● DATA FOR REVIEW:
-*-*-

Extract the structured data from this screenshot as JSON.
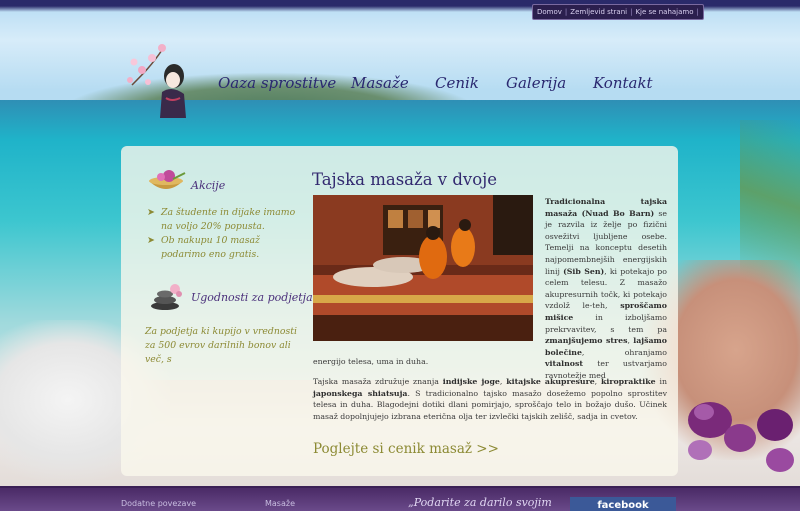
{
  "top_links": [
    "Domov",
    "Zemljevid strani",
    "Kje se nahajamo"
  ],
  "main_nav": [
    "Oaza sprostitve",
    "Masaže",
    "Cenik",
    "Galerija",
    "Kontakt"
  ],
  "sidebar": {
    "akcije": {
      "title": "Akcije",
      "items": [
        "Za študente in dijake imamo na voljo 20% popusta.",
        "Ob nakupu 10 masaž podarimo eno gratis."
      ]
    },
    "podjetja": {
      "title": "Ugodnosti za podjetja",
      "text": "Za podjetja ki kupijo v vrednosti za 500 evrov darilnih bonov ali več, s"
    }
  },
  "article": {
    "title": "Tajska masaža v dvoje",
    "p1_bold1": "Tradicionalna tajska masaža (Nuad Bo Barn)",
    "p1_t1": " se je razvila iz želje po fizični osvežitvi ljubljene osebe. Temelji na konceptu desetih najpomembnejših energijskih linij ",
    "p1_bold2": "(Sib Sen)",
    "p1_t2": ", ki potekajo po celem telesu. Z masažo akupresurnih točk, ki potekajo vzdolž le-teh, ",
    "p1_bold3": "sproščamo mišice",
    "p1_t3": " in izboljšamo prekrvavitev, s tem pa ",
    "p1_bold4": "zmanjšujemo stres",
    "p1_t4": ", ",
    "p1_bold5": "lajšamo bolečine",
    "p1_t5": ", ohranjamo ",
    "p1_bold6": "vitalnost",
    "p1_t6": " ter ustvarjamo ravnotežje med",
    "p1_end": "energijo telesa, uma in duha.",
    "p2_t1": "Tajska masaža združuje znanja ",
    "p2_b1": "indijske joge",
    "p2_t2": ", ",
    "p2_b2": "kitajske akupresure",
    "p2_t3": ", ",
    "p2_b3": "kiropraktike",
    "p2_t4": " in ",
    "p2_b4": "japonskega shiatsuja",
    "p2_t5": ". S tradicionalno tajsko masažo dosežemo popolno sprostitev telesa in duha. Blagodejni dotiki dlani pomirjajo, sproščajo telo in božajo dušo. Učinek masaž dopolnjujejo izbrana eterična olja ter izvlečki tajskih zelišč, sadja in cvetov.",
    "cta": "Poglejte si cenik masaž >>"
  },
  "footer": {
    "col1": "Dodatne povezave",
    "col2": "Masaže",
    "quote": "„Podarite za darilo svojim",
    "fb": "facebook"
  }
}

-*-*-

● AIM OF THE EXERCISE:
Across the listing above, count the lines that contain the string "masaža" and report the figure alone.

● TASK SOLUTION:
3